Amid fury over election reforms in Republican states, Biden in January cast doubt on whether the midterm elections could proceed fairly without Democratic legislation.

“It all depends,” Biden said when asked whether the 2022 elections could be legitimate given GOP reforms.

Critics accused Biden of engaging in the same kind of partisan election denial that he had accused Republicans of spreading.

Psaki cleaned up Biden’s remarks the next day, tweeting: “Lets [sic] be clear, [Biden] was not casting doubt on the legitimacy of the 2022 election.”


“For God’s sake, this man cannot remain in power.”

Biden’s words during an appearance in Warsaw, Poland, in March touched off a round of speculation that the Biden administration was moving toward the goal of regime change in Moscow.

An unnamed White House official quickly told news outlets Biden hadn’t actually meant to say that Russian President Vladimir Putin could not stay in power.

“The president’s point was that Putin cannot be allowed to exercise power over his neighbors or the region,” the official said. “He was not discussing Putin’s power in Russia or regime change.”


Biden lambasted Putin in March for his military actions in Ukraine, which members of his administration had criticized harshly but stopped short of labeling as war crimes.

“I think he is a war criminal,” Biden told reporters off-the-cuff on March 16.

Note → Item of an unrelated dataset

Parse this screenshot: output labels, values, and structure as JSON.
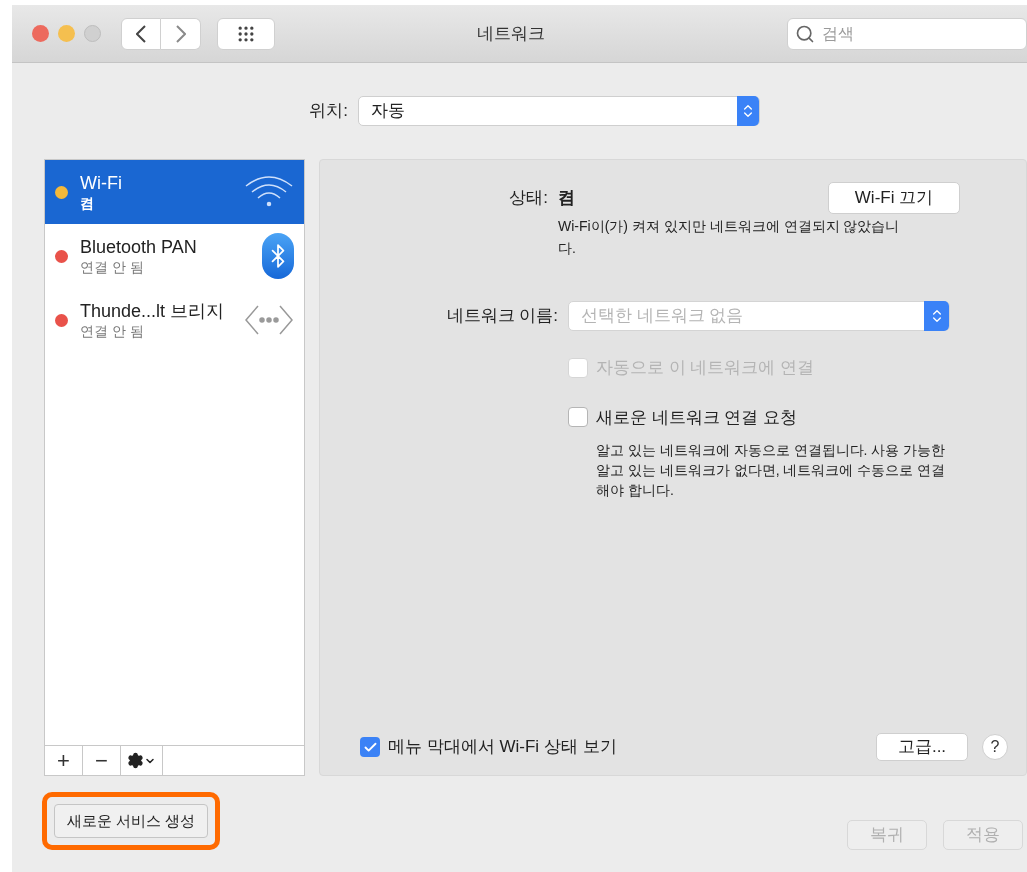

Observers questioned whether this was a significant shift in the administration’s stance toward Putin, given that officials had avoided calling the Russian president a war criminal in previous settings.

Psaki later said Biden was “speaking from the heart” and not signaling any formal designation.

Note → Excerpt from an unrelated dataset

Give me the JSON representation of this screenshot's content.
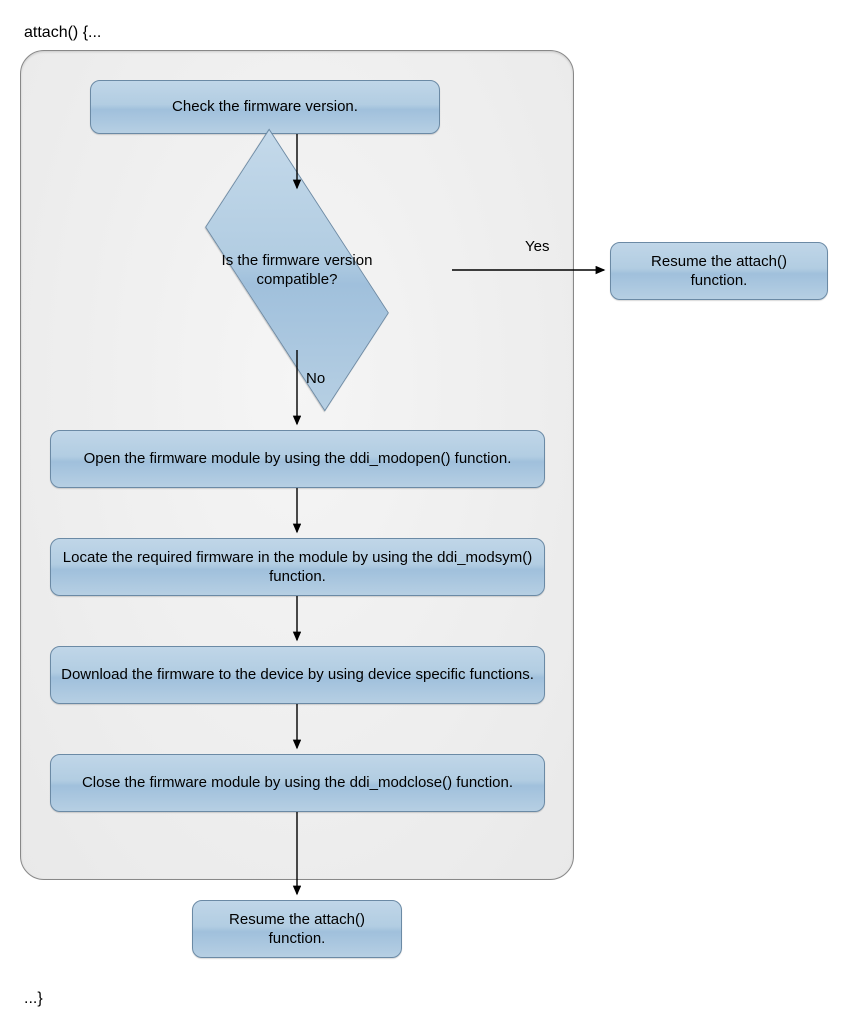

Biden more recently made a pledge that the U.S. would intervene militarily to defend Taiwan in the event of a Chinese invasion.

Asked directly while in South Korea earlier this month, Biden incorrectly said the U.S. had made a commitment to come to Taiwan’s defense.

“You didn’t want to get involved in the Ukraine conflict militarily for obvious reasons. Are you willing to get involved militarily to defend Taiwan if it comes to that?” a reporter asked Biden on May 23.

“Yes,” Biden responded.

“You are?” the reporter clarified.

“That’s the commitment we made,” Biden said.

The setting of the exchange, as well as the directness of his response, prompted a fresh round of questions as to whether the administration was adjusting its position on Taiwan.

The White House sprung into cleanup mode once again, with an unnamed official telling reporters there was no change to the U.S. position on Taiwan and that the president likely meant the U.S. would supply weapons, not troops, if China invaded Taiwan.


Amid a heated national debate over guns, Biden waded into controversial waters when he suggested the government should ban 9mm handguns.

He referenced that caliber of firearm while recounting for reporters what he was once told by a trauma doctor.

“They said a .22-caliber bullet will lodge in the lung, and we can probably get it out — may be able to get it and save the life. A 9mm bullet blows the lung out of the body,” he said this week.

“So, the idea of these high-caliber weapons is — there’s simply no rational basis for it in terms of self-protection, hunting,” Biden added.

He was referring to the most popular caliber of handgun, and his comments raised questions about whether he was proposing a ban on handguns similar to the one floated recently in Canada.

White House press secretary Karine Jean-Pierre later told reporters Biden “does not support a ban on the sale of all handguns.”

Reporting from The Washington Examiner.